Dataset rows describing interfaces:

== == ==

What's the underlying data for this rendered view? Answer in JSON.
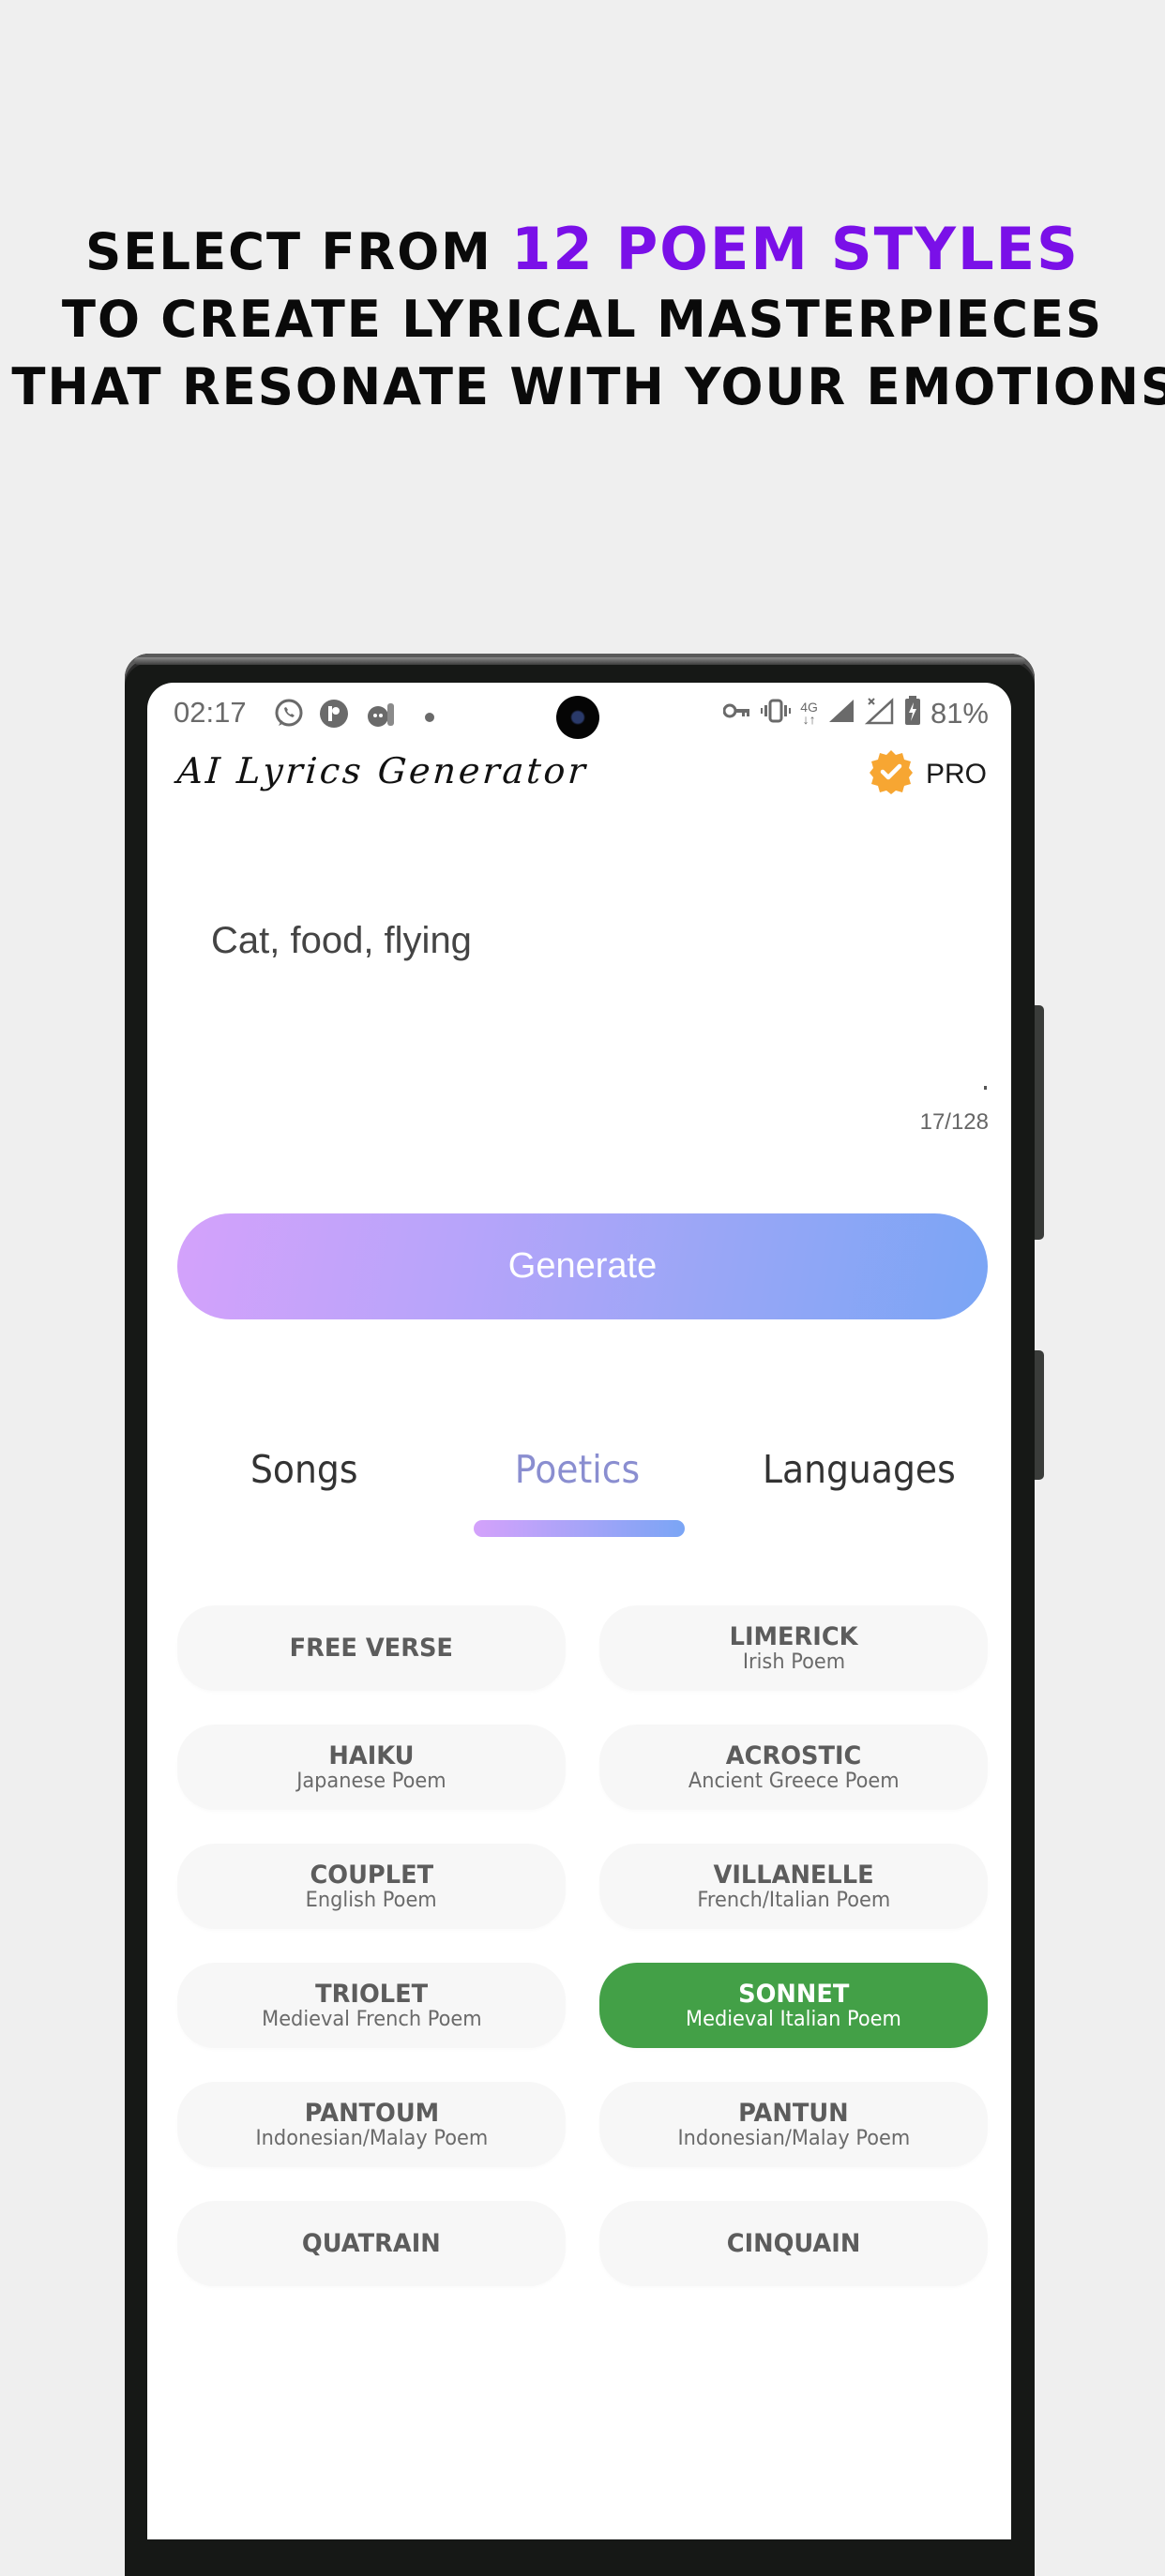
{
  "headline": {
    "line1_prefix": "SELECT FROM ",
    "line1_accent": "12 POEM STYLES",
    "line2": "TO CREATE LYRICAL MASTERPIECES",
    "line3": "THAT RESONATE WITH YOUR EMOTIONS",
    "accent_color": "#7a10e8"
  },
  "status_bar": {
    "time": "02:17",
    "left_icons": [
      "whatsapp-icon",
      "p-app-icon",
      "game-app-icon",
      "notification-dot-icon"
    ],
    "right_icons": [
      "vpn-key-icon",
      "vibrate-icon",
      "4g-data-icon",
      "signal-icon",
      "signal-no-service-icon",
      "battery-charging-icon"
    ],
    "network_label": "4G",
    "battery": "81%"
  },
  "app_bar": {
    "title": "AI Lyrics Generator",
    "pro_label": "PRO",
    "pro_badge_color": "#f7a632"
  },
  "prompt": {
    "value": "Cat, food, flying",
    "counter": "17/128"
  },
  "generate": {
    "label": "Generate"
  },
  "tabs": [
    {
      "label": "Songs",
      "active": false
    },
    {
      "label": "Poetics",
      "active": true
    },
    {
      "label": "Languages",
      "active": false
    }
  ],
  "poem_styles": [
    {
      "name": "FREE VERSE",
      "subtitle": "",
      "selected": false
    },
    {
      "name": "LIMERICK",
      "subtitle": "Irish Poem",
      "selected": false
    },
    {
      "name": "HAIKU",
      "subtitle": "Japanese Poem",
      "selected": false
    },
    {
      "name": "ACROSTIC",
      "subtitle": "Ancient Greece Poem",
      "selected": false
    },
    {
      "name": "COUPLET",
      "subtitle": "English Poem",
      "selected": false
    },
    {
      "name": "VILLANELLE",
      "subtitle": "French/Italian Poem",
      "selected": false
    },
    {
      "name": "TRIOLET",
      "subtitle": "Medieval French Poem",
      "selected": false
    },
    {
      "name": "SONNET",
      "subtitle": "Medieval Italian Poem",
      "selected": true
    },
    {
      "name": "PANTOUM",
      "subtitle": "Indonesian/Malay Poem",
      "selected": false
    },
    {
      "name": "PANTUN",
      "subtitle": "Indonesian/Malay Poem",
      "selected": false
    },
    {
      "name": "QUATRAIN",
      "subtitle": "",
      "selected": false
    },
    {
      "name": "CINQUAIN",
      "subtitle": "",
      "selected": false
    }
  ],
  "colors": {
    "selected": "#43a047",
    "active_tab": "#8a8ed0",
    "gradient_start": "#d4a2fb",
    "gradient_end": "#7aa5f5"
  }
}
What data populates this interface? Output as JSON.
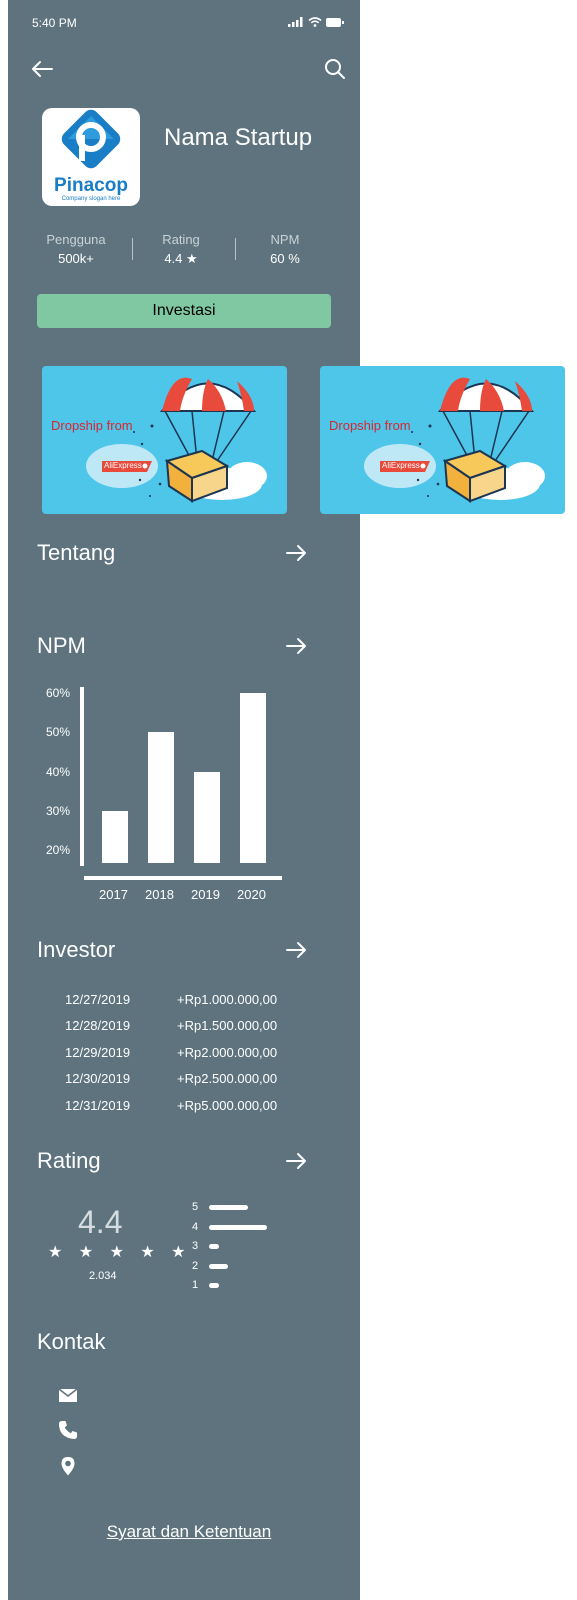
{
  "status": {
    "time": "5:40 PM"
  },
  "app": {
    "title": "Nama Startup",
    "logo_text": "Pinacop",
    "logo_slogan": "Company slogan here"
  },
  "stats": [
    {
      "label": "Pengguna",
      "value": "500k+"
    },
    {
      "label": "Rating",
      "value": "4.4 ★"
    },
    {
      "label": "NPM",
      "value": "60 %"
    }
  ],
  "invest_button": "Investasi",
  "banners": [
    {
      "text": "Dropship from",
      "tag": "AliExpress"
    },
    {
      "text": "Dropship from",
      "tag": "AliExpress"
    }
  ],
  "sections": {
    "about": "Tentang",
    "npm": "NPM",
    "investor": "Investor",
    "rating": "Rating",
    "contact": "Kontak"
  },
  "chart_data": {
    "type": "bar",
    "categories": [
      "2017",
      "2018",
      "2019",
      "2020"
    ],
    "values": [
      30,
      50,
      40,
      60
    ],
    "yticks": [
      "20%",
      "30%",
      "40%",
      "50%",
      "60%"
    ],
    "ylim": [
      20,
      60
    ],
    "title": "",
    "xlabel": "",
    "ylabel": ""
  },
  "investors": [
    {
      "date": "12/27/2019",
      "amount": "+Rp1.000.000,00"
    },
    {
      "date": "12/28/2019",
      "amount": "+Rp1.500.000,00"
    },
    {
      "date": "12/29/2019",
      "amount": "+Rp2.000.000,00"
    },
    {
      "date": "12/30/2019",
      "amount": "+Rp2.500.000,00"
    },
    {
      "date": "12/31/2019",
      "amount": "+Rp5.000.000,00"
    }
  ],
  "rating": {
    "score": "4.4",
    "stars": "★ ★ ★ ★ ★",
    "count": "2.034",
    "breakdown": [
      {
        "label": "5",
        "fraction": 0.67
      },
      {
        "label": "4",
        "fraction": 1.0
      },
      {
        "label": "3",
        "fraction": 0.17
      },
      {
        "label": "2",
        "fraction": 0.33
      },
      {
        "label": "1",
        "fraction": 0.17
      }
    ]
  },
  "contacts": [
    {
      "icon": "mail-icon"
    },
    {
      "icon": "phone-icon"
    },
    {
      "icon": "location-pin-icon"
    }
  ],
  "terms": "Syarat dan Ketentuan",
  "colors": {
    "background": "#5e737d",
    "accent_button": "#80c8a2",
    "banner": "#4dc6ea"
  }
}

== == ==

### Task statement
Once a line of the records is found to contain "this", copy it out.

### Finished exercise
What's the underlying data for this rendered view? Answer in JSON.
What data populates this interface? Output as JSON.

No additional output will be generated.